Dataset entries -
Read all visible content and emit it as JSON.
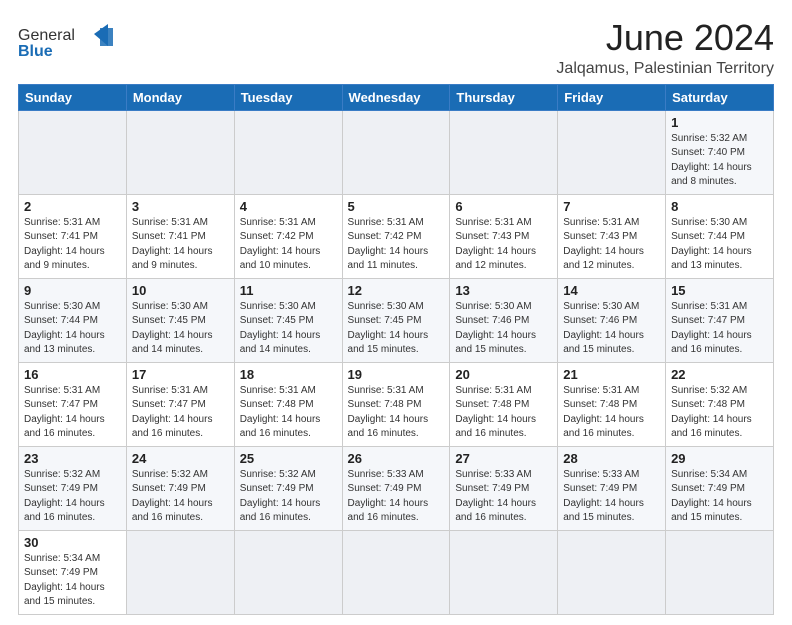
{
  "header": {
    "logo_general": "General",
    "logo_blue": "Blue",
    "month_title": "June 2024",
    "location": "Jalqamus, Palestinian Territory"
  },
  "weekdays": [
    "Sunday",
    "Monday",
    "Tuesday",
    "Wednesday",
    "Thursday",
    "Friday",
    "Saturday"
  ],
  "weeks": [
    [
      {
        "day": "",
        "sunrise": "",
        "sunset": "",
        "daylight": ""
      },
      {
        "day": "",
        "sunrise": "",
        "sunset": "",
        "daylight": ""
      },
      {
        "day": "",
        "sunrise": "",
        "sunset": "",
        "daylight": ""
      },
      {
        "day": "",
        "sunrise": "",
        "sunset": "",
        "daylight": ""
      },
      {
        "day": "",
        "sunrise": "",
        "sunset": "",
        "daylight": ""
      },
      {
        "day": "",
        "sunrise": "",
        "sunset": "",
        "daylight": ""
      },
      {
        "day": "1",
        "sunrise": "Sunrise: 5:32 AM",
        "sunset": "Sunset: 7:40 PM",
        "daylight": "Daylight: 14 hours and 8 minutes."
      }
    ],
    [
      {
        "day": "2",
        "sunrise": "Sunrise: 5:31 AM",
        "sunset": "Sunset: 7:41 PM",
        "daylight": "Daylight: 14 hours and 9 minutes."
      },
      {
        "day": "3",
        "sunrise": "Sunrise: 5:31 AM",
        "sunset": "Sunset: 7:41 PM",
        "daylight": "Daylight: 14 hours and 9 minutes."
      },
      {
        "day": "4",
        "sunrise": "Sunrise: 5:31 AM",
        "sunset": "Sunset: 7:42 PM",
        "daylight": "Daylight: 14 hours and 10 minutes."
      },
      {
        "day": "5",
        "sunrise": "Sunrise: 5:31 AM",
        "sunset": "Sunset: 7:42 PM",
        "daylight": "Daylight: 14 hours and 11 minutes."
      },
      {
        "day": "6",
        "sunrise": "Sunrise: 5:31 AM",
        "sunset": "Sunset: 7:43 PM",
        "daylight": "Daylight: 14 hours and 12 minutes."
      },
      {
        "day": "7",
        "sunrise": "Sunrise: 5:31 AM",
        "sunset": "Sunset: 7:43 PM",
        "daylight": "Daylight: 14 hours and 12 minutes."
      },
      {
        "day": "8",
        "sunrise": "Sunrise: 5:30 AM",
        "sunset": "Sunset: 7:44 PM",
        "daylight": "Daylight: 14 hours and 13 minutes."
      }
    ],
    [
      {
        "day": "9",
        "sunrise": "Sunrise: 5:30 AM",
        "sunset": "Sunset: 7:44 PM",
        "daylight": "Daylight: 14 hours and 13 minutes."
      },
      {
        "day": "10",
        "sunrise": "Sunrise: 5:30 AM",
        "sunset": "Sunset: 7:45 PM",
        "daylight": "Daylight: 14 hours and 14 minutes."
      },
      {
        "day": "11",
        "sunrise": "Sunrise: 5:30 AM",
        "sunset": "Sunset: 7:45 PM",
        "daylight": "Daylight: 14 hours and 14 minutes."
      },
      {
        "day": "12",
        "sunrise": "Sunrise: 5:30 AM",
        "sunset": "Sunset: 7:45 PM",
        "daylight": "Daylight: 14 hours and 15 minutes."
      },
      {
        "day": "13",
        "sunrise": "Sunrise: 5:30 AM",
        "sunset": "Sunset: 7:46 PM",
        "daylight": "Daylight: 14 hours and 15 minutes."
      },
      {
        "day": "14",
        "sunrise": "Sunrise: 5:30 AM",
        "sunset": "Sunset: 7:46 PM",
        "daylight": "Daylight: 14 hours and 15 minutes."
      },
      {
        "day": "15",
        "sunrise": "Sunrise: 5:31 AM",
        "sunset": "Sunset: 7:47 PM",
        "daylight": "Daylight: 14 hours and 16 minutes."
      }
    ],
    [
      {
        "day": "16",
        "sunrise": "Sunrise: 5:31 AM",
        "sunset": "Sunset: 7:47 PM",
        "daylight": "Daylight: 14 hours and 16 minutes."
      },
      {
        "day": "17",
        "sunrise": "Sunrise: 5:31 AM",
        "sunset": "Sunset: 7:47 PM",
        "daylight": "Daylight: 14 hours and 16 minutes."
      },
      {
        "day": "18",
        "sunrise": "Sunrise: 5:31 AM",
        "sunset": "Sunset: 7:48 PM",
        "daylight": "Daylight: 14 hours and 16 minutes."
      },
      {
        "day": "19",
        "sunrise": "Sunrise: 5:31 AM",
        "sunset": "Sunset: 7:48 PM",
        "daylight": "Daylight: 14 hours and 16 minutes."
      },
      {
        "day": "20",
        "sunrise": "Sunrise: 5:31 AM",
        "sunset": "Sunset: 7:48 PM",
        "daylight": "Daylight: 14 hours and 16 minutes."
      },
      {
        "day": "21",
        "sunrise": "Sunrise: 5:31 AM",
        "sunset": "Sunset: 7:48 PM",
        "daylight": "Daylight: 14 hours and 16 minutes."
      },
      {
        "day": "22",
        "sunrise": "Sunrise: 5:32 AM",
        "sunset": "Sunset: 7:48 PM",
        "daylight": "Daylight: 14 hours and 16 minutes."
      }
    ],
    [
      {
        "day": "23",
        "sunrise": "Sunrise: 5:32 AM",
        "sunset": "Sunset: 7:49 PM",
        "daylight": "Daylight: 14 hours and 16 minutes."
      },
      {
        "day": "24",
        "sunrise": "Sunrise: 5:32 AM",
        "sunset": "Sunset: 7:49 PM",
        "daylight": "Daylight: 14 hours and 16 minutes."
      },
      {
        "day": "25",
        "sunrise": "Sunrise: 5:32 AM",
        "sunset": "Sunset: 7:49 PM",
        "daylight": "Daylight: 14 hours and 16 minutes."
      },
      {
        "day": "26",
        "sunrise": "Sunrise: 5:33 AM",
        "sunset": "Sunset: 7:49 PM",
        "daylight": "Daylight: 14 hours and 16 minutes."
      },
      {
        "day": "27",
        "sunrise": "Sunrise: 5:33 AM",
        "sunset": "Sunset: 7:49 PM",
        "daylight": "Daylight: 14 hours and 16 minutes."
      },
      {
        "day": "28",
        "sunrise": "Sunrise: 5:33 AM",
        "sunset": "Sunset: 7:49 PM",
        "daylight": "Daylight: 14 hours and 15 minutes."
      },
      {
        "day": "29",
        "sunrise": "Sunrise: 5:34 AM",
        "sunset": "Sunset: 7:49 PM",
        "daylight": "Daylight: 14 hours and 15 minutes."
      }
    ],
    [
      {
        "day": "30",
        "sunrise": "Sunrise: 5:34 AM",
        "sunset": "Sunset: 7:49 PM",
        "daylight": "Daylight: 14 hours and 15 minutes."
      },
      {
        "day": "",
        "sunrise": "",
        "sunset": "",
        "daylight": ""
      },
      {
        "day": "",
        "sunrise": "",
        "sunset": "",
        "daylight": ""
      },
      {
        "day": "",
        "sunrise": "",
        "sunset": "",
        "daylight": ""
      },
      {
        "day": "",
        "sunrise": "",
        "sunset": "",
        "daylight": ""
      },
      {
        "day": "",
        "sunrise": "",
        "sunset": "",
        "daylight": ""
      },
      {
        "day": "",
        "sunrise": "",
        "sunset": "",
        "daylight": ""
      }
    ]
  ]
}
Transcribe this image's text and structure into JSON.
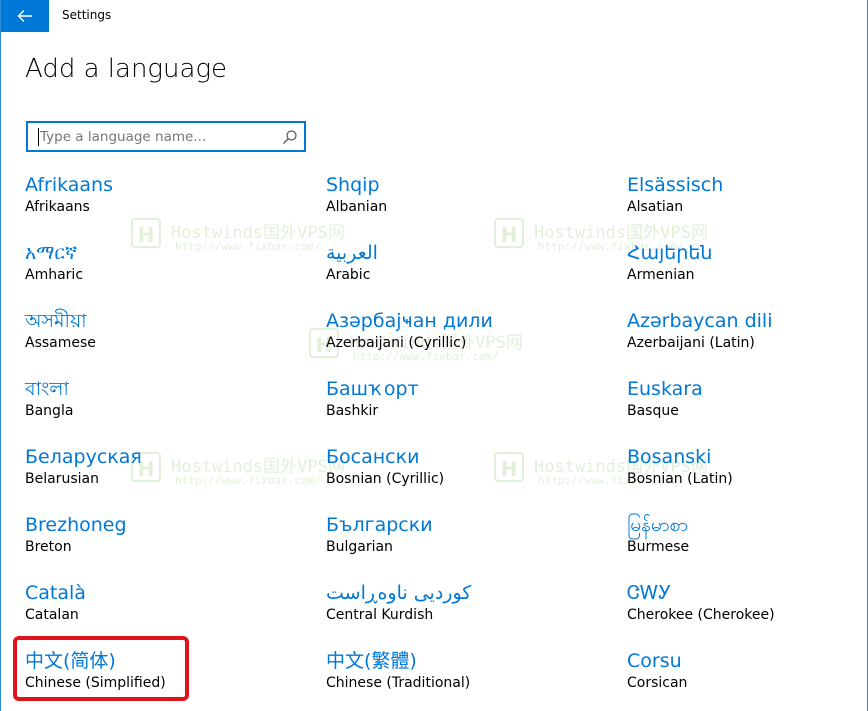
{
  "window": {
    "title": "Settings"
  },
  "page": {
    "title": "Add a language"
  },
  "search": {
    "placeholder": "Type a language name..."
  },
  "languages": [
    {
      "native": "Afrikaans",
      "english": "Afrikaans"
    },
    {
      "native": "Shqip",
      "english": "Albanian"
    },
    {
      "native": "Elsässisch",
      "english": "Alsatian"
    },
    {
      "native": "አማርኛ",
      "english": "Amharic"
    },
    {
      "native": "العربية",
      "english": "Arabic"
    },
    {
      "native": "Հայերեն",
      "english": "Armenian"
    },
    {
      "native": "অসমীয়া",
      "english": "Assamese"
    },
    {
      "native": "Азәрбајҹан дили",
      "english": "Azerbaijani (Cyrillic)"
    },
    {
      "native": "Azərbaycan dili",
      "english": "Azerbaijani (Latin)"
    },
    {
      "native": "বাংলা",
      "english": "Bangla"
    },
    {
      "native": "Башҡорт",
      "english": "Bashkir"
    },
    {
      "native": "Euskara",
      "english": "Basque"
    },
    {
      "native": "Беларуская",
      "english": "Belarusian"
    },
    {
      "native": "Босански",
      "english": "Bosnian (Cyrillic)"
    },
    {
      "native": "Bosanski",
      "english": "Bosnian (Latin)"
    },
    {
      "native": "Brezhoneg",
      "english": "Breton"
    },
    {
      "native": "Български",
      "english": "Bulgarian"
    },
    {
      "native": "မြန်မာစာ",
      "english": "Burmese"
    },
    {
      "native": "Català",
      "english": "Catalan"
    },
    {
      "native": "کوردیی ناوەڕاست",
      "english": "Central Kurdish"
    },
    {
      "native": "ᏣᎳᎩ",
      "english": "Cherokee (Cherokee)"
    },
    {
      "native": "中文(简体)",
      "english": "Chinese (Simplified)"
    },
    {
      "native": "中文(繁體)",
      "english": "Chinese (Traditional)"
    },
    {
      "native": "Corsu",
      "english": "Corsican"
    }
  ],
  "highlighted_language": "Chinese (Simplified)",
  "watermark": {
    "brand": "Hostwinds国外VPS网",
    "url": "http://www.fixbar.com/",
    "logo": "H"
  },
  "icons": {
    "back": "back-arrow-icon",
    "search": "search-icon"
  },
  "colors": {
    "accent": "#0078d7",
    "highlight": "#e0131a",
    "watermark": "#7bbf5a"
  }
}
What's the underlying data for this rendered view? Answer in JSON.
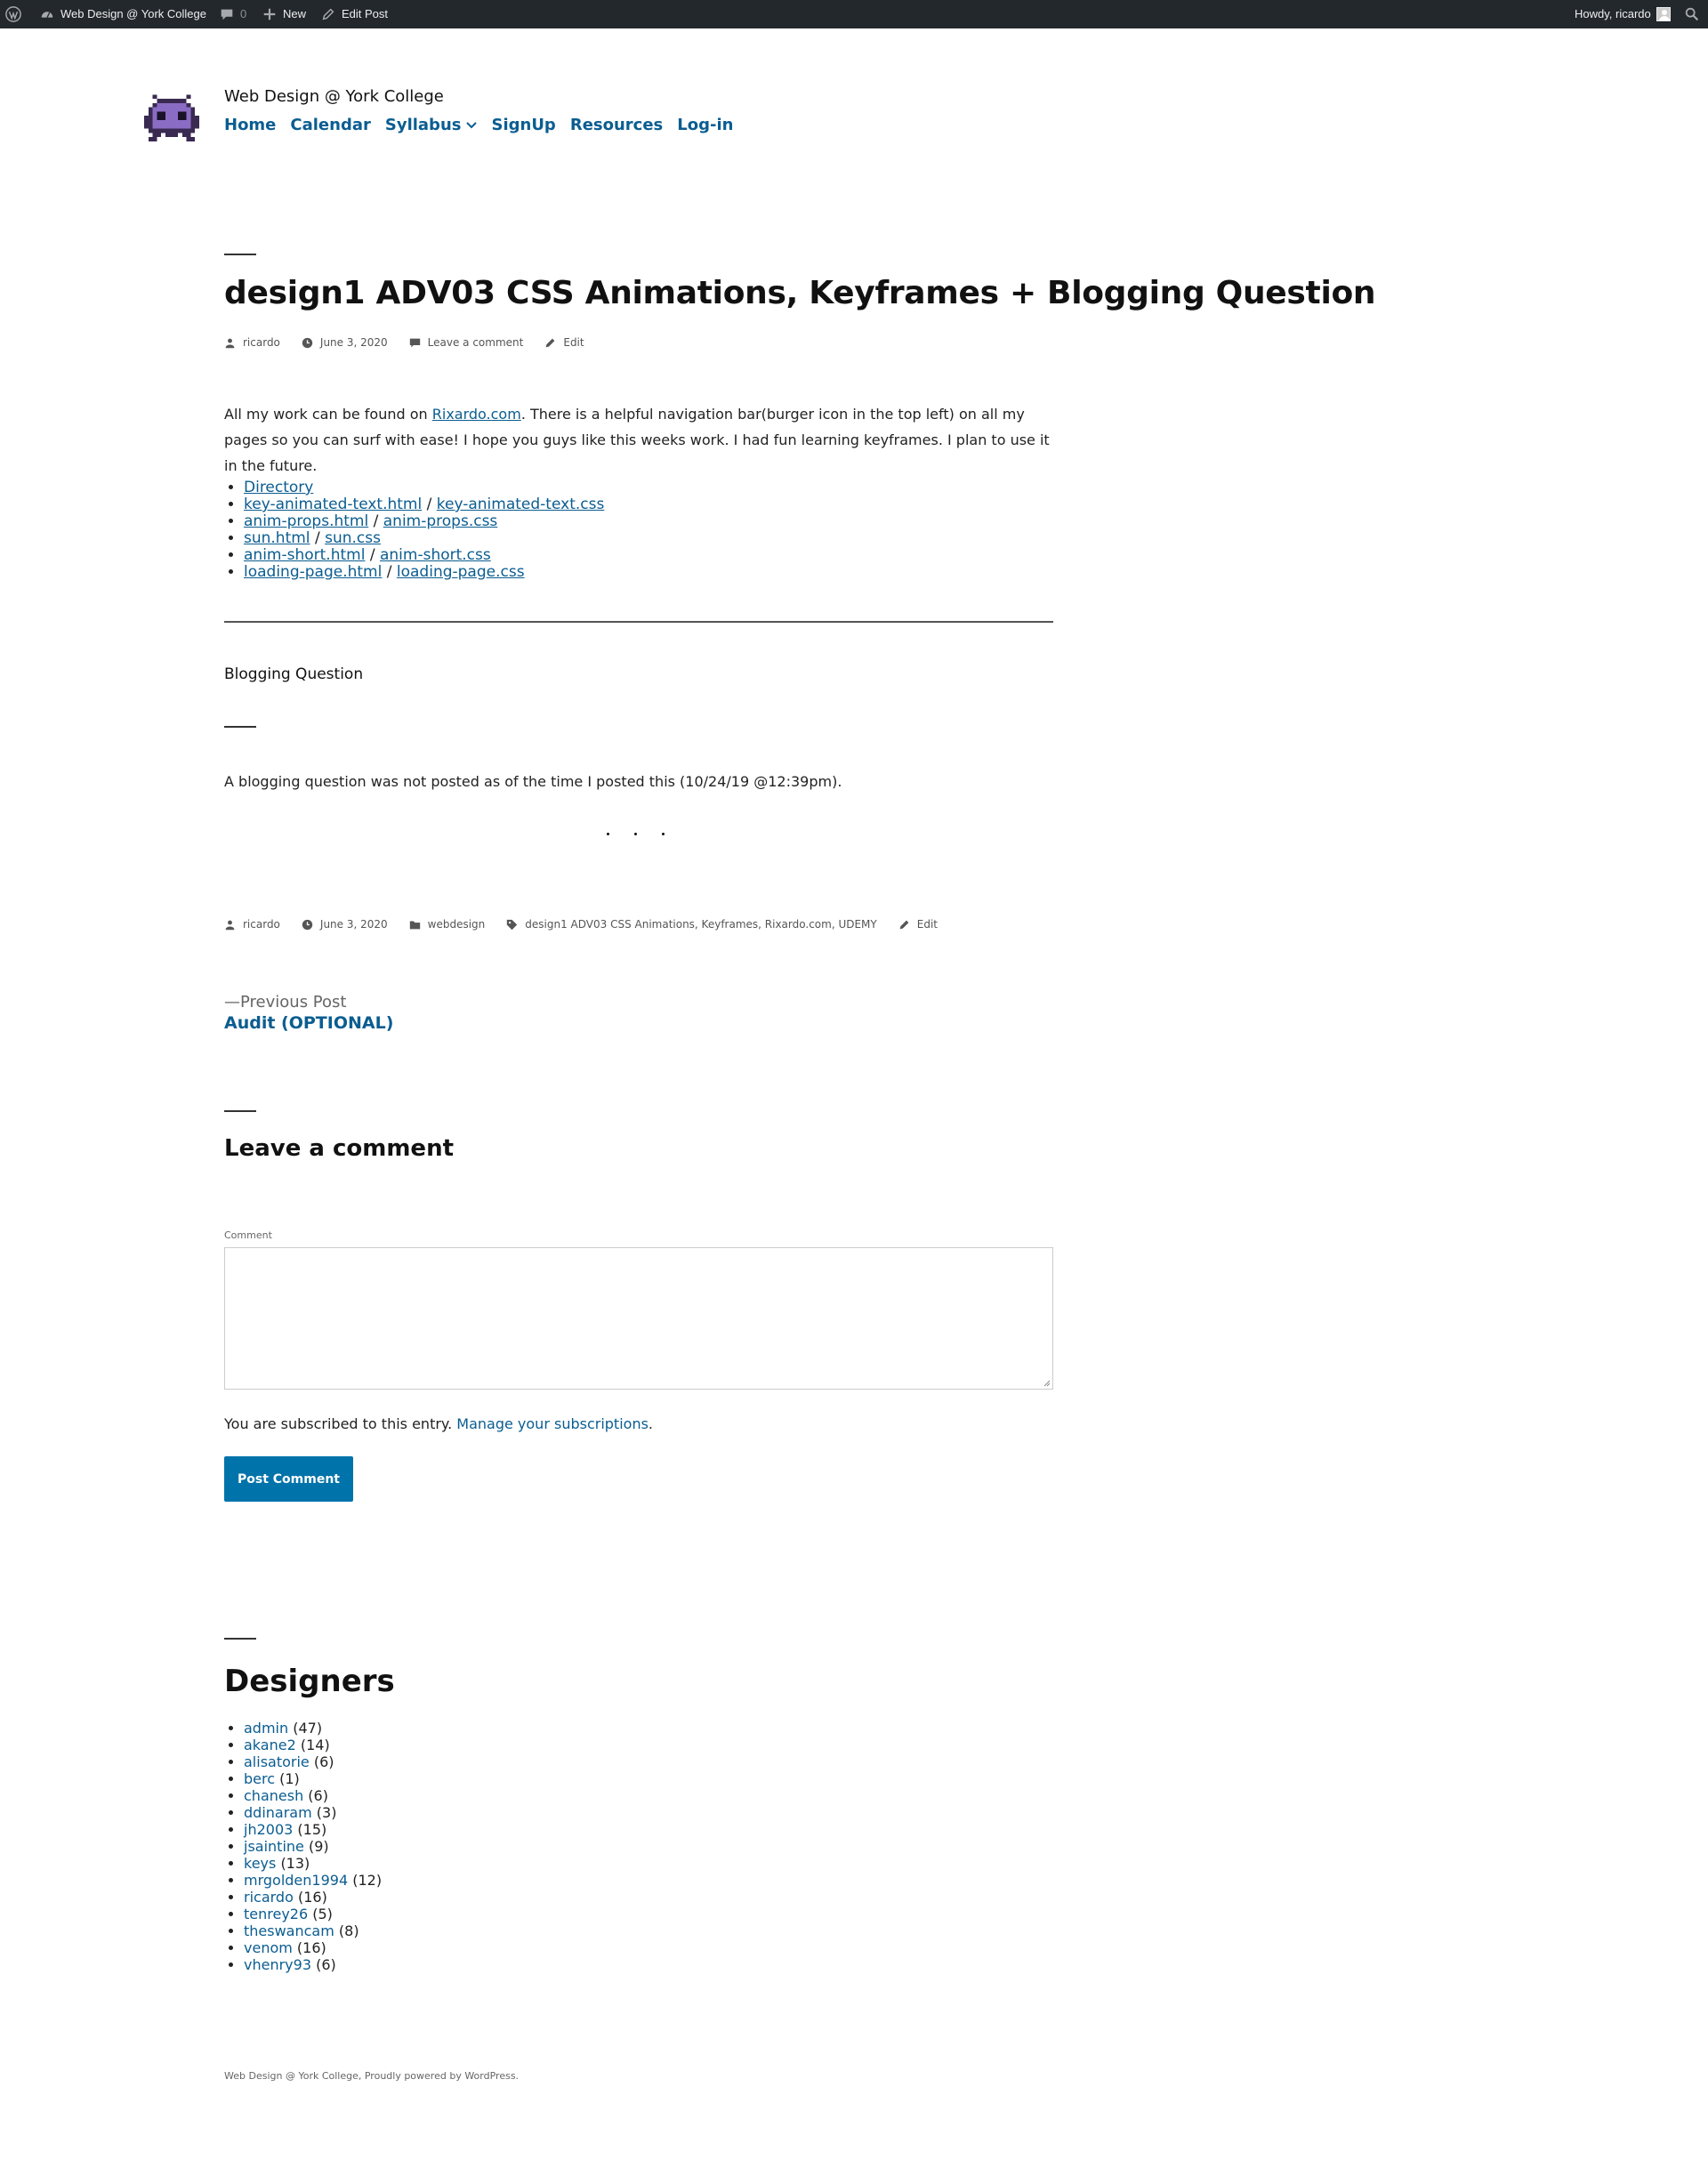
{
  "admin_bar": {
    "site_name": "Web Design @ York College",
    "comments_count": "0",
    "new_label": "New",
    "edit_label": "Edit Post",
    "howdy": "Howdy, ricardo"
  },
  "header": {
    "site_title": "Web Design @ York College",
    "nav": [
      "Home",
      "Calendar",
      "Syllabus",
      "SignUp",
      "Resources",
      "Log-in"
    ]
  },
  "post": {
    "title": "design1 ADV03 CSS Animations, Keyframes + Blogging Question",
    "meta": {
      "author": "ricardo",
      "date": "June 3, 2020",
      "comment_link": "Leave a comment",
      "edit": "Edit"
    },
    "intro_before": "All my work can be found on ",
    "intro_link": "Rixardo.com",
    "intro_after": ". There is a helpful navigation bar(burger icon in the top left) on all my pages so you can surf with ease! I hope you guys like this weeks work. I had fun learning keyframes. I plan to use it in the future.",
    "files": [
      {
        "a": "Directory",
        "b": ""
      },
      {
        "a": "key-animated-text.html",
        "b": "key-animated-text.css"
      },
      {
        "a": "anim-props.html",
        "b": "anim-props.css"
      },
      {
        "a": "sun.html",
        "b": "sun.css"
      },
      {
        "a": "anim-short.html",
        "b": "anim-short.css"
      },
      {
        "a": "loading-page.html",
        "b": "loading-page.css"
      }
    ],
    "separator": " / ",
    "blogging_heading": "Blogging Question",
    "blogging_text": "A blogging question was not posted as of the time I posted this (10/24/19 @12:39pm).",
    "footer_meta": {
      "author": "ricardo",
      "date": "June 3, 2020",
      "category": "webdesign",
      "tags": "design1 ADV03 CSS Animations, Keyframes, Rixardo.com, UDEMY",
      "edit": "Edit"
    }
  },
  "navigation": {
    "prev_label": "—Previous Post",
    "prev_title": "Audit (OPTIONAL)"
  },
  "comments": {
    "title": "Leave a comment",
    "comment_label": "Comment",
    "comment_value": "",
    "subscribed_text": "You are subscribed to this entry. ",
    "manage_link": "Manage your subscriptions",
    "period": ".",
    "submit_label": "Post Comment"
  },
  "designers": {
    "title": "Designers",
    "list": [
      {
        "name": "admin",
        "count": "(47)"
      },
      {
        "name": "akane2",
        "count": "(14)"
      },
      {
        "name": "alisatorie",
        "count": "(6)"
      },
      {
        "name": "berc",
        "count": "(1)"
      },
      {
        "name": "chanesh",
        "count": "(6)"
      },
      {
        "name": "ddinaram",
        "count": "(3)"
      },
      {
        "name": "jh2003",
        "count": "(15)"
      },
      {
        "name": "jsaintine",
        "count": "(9)"
      },
      {
        "name": "keys",
        "count": "(13)"
      },
      {
        "name": "mrgolden1994",
        "count": "(12)"
      },
      {
        "name": "ricardo",
        "count": "(16)"
      },
      {
        "name": "tenrey26",
        "count": "(5)"
      },
      {
        "name": "theswancam",
        "count": "(8)"
      },
      {
        "name": "venom",
        "count": "(16)"
      },
      {
        "name": "vhenry93",
        "count": "(6)"
      }
    ]
  },
  "footer": {
    "text": "Web Design @ York College, Proudly powered by WordPress."
  },
  "colors": {
    "admin_bar": "#23282d",
    "link": "#0b5d91",
    "button": "#0073aa"
  }
}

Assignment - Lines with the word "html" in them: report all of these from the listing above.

Task output -
        "a": "key-animated-text.html",
        "a": "anim-props.html",
        "a": "sun.html",
        "a": "anim-short.html",
        "a": "loading-page.html",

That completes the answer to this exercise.